─── Source data
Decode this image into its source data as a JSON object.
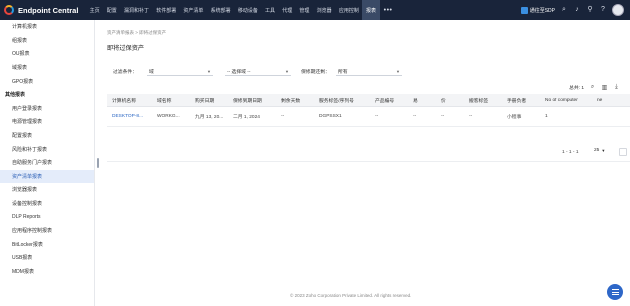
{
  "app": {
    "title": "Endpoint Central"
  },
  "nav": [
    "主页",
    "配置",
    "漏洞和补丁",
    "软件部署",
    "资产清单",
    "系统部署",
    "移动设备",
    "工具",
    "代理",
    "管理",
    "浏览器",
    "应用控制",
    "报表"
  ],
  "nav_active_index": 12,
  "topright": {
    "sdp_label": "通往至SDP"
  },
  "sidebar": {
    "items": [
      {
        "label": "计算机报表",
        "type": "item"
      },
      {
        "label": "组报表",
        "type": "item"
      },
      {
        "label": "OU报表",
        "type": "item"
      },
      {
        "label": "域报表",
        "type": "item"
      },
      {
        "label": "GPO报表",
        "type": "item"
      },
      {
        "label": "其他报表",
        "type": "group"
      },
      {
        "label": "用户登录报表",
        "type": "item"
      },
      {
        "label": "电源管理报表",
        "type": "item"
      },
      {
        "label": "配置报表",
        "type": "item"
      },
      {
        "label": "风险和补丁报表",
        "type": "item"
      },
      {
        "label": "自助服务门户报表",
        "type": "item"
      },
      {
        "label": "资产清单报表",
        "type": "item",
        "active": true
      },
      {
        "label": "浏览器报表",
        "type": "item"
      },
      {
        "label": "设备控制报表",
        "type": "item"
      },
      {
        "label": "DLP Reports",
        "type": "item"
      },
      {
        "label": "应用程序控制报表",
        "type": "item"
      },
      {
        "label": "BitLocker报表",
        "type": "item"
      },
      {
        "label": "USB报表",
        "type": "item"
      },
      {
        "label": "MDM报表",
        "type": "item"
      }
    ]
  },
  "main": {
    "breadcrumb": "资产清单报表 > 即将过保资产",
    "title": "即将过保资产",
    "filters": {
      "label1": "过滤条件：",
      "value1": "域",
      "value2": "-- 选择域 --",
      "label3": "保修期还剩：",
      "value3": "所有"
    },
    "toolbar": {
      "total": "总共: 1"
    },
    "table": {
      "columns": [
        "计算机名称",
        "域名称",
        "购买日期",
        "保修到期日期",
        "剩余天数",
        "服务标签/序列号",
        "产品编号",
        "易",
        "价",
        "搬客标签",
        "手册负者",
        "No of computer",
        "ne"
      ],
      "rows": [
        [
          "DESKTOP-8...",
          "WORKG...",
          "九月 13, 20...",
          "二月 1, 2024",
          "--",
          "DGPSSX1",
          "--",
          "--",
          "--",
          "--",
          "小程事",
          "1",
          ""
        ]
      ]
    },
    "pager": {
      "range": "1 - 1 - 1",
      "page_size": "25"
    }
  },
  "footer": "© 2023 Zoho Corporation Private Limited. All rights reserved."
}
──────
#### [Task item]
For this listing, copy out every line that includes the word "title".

#### [Solution to this problem]
    "title": "Endpoint Central"
    "title": "即将过保资产",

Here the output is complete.